Catch Up and Keep Up: A Strategy for Marine Debris Mitigation in Papahānaumokuākea

November 17, 2022

Kevin O'Brien, President, and James Morioka, Executive Director, Papahānaumokuākea Marine Debris Project

Last month, the Papahānaumokuākea Marine Debris Project (PMDP) wrapped up their 2022 field season, successfully removing over 200,000 pounds of marine debris from the reefs and shorelines of Papahānaumokuākea Marine National Monument. Despite being one of the most acute problems facing the monument, marine debris is fortunately one of the most easily mitigated problems, given enough time and resources. As federal government cleanups dwindled in the second decade of the 2000's, a backlog of marine debris (particularly derelict fishing gear) began to accumulate in this sensitive environment. Since its inception in 2019, PMDP has been working hard to increase the cadence of removal efforts in the monument to address this. Under PMDP's nonprofit leadership, 2022 marked year #1 of a strategic five-year plan to "catch up" with backlogged accumulation and "keep up" with new annual influx. Through intensive removal, this ambitious goal aims to reduce the impacts of marine debris to their lowest practicable levels, giving the wildlife of Papahānaumokuākea the best long-term chance of survival. Join us for an hour of stories from the field highlighting the challenges and successes of this remote and difficult work.

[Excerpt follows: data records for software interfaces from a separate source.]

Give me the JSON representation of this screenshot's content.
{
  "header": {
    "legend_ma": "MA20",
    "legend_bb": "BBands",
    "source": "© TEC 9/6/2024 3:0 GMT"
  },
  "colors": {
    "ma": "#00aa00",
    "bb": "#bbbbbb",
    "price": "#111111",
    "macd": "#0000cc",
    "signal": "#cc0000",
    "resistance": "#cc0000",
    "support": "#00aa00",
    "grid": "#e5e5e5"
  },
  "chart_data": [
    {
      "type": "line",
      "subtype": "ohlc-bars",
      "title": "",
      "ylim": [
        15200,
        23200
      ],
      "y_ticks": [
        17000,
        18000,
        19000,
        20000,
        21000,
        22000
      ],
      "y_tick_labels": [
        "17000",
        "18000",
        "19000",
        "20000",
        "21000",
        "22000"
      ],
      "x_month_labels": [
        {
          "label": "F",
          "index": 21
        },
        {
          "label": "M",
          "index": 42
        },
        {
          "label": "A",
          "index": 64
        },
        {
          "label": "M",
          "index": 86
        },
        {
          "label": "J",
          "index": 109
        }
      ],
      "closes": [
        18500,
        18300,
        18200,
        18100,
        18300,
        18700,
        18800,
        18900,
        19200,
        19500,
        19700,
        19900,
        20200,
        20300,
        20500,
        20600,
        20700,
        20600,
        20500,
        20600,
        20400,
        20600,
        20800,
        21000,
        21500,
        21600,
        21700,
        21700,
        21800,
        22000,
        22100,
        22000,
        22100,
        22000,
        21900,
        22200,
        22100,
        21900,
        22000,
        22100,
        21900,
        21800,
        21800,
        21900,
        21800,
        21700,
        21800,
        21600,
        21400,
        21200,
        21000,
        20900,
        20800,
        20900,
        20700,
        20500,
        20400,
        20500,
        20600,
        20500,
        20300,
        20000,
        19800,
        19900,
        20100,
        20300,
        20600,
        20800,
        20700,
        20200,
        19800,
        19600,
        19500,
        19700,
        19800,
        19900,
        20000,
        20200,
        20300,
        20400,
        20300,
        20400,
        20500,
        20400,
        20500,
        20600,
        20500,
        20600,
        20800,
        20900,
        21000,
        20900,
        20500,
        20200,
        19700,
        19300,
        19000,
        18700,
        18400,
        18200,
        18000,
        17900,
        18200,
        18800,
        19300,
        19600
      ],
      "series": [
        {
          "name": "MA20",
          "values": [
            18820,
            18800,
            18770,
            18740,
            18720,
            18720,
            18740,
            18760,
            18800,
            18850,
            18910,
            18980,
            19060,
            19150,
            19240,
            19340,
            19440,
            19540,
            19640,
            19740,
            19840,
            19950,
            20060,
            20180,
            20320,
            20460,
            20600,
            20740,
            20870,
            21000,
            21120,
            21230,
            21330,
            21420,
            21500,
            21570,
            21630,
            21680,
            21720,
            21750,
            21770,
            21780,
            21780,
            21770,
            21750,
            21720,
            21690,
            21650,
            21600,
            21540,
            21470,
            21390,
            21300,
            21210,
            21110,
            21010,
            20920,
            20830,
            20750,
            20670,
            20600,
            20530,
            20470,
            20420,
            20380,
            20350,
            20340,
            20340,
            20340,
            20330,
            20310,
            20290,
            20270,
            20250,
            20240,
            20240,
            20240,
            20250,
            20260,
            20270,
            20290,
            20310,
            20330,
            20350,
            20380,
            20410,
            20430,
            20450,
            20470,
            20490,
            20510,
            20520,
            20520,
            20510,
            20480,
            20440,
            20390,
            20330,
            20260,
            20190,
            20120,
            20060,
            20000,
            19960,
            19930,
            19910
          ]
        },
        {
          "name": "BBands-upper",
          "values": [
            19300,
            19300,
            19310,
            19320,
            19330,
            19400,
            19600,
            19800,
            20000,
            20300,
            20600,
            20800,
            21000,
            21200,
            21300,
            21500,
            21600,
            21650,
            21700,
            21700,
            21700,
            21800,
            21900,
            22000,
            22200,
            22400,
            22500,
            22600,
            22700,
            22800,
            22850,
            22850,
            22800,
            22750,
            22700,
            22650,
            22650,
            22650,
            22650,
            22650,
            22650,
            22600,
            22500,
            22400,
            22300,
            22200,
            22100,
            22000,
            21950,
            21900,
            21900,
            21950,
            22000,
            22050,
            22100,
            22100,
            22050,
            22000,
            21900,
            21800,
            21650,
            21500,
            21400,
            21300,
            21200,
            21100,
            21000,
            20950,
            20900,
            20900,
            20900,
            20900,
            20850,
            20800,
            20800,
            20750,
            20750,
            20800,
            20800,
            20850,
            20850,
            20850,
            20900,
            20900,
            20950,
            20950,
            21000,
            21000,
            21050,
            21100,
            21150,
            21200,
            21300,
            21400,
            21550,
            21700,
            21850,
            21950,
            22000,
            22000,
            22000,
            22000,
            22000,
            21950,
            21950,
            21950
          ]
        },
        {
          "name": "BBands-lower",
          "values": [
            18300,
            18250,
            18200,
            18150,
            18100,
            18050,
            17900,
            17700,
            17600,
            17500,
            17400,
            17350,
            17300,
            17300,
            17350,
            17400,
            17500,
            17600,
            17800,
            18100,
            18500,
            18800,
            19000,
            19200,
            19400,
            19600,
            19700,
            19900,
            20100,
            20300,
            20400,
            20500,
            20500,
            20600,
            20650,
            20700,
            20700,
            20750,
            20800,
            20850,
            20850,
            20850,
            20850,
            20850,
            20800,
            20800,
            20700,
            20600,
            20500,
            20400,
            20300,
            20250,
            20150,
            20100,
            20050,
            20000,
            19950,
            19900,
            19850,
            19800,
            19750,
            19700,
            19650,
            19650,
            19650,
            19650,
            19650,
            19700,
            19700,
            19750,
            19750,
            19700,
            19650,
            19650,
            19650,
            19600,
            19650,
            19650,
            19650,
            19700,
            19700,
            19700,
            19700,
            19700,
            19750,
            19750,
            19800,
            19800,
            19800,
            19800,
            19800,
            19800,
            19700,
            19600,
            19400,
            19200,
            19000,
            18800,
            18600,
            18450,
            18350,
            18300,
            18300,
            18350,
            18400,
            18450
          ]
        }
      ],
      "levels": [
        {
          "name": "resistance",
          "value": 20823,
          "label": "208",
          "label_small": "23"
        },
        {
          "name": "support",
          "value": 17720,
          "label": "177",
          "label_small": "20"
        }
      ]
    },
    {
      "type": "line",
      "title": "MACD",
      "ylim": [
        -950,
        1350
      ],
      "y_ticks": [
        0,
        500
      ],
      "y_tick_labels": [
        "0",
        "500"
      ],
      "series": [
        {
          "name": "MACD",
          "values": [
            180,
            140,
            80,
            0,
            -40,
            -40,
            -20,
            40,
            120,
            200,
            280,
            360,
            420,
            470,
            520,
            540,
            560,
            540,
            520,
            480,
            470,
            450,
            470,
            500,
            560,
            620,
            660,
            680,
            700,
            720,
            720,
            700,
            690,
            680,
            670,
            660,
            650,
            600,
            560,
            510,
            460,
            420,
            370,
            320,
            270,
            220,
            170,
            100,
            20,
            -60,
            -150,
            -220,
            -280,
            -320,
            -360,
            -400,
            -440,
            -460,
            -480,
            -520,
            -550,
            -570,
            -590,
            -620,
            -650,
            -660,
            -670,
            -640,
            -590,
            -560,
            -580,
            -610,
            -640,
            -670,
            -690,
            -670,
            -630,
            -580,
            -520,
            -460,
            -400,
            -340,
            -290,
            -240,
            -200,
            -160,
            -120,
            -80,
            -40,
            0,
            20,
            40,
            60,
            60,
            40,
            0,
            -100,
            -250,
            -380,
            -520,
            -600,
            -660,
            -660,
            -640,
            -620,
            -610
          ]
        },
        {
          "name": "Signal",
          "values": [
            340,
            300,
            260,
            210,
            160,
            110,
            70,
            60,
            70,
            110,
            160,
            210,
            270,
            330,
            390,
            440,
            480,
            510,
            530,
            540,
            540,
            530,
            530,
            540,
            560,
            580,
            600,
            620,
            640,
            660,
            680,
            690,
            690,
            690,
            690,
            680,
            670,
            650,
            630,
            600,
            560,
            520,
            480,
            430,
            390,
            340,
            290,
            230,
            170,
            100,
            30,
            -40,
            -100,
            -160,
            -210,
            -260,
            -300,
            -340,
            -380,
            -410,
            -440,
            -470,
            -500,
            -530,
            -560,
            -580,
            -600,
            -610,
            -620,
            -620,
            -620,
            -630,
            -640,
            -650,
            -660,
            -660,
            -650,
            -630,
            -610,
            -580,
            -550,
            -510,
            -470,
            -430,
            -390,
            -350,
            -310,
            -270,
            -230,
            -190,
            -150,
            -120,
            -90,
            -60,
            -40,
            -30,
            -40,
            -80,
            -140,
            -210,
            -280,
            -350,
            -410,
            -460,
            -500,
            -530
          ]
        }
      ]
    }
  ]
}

This presentation is part of the Third Thursday By the Bay Presentation Series at Mokupāpapa Discovery Center, which is the visitor center for Papahānaumokuākea Marine National Monument in Hilo, Hawaiʻi. This lecture series is also supported by the National Marine Sanctuary Foundation through a grant from the National Fish and Wildlife Foundation.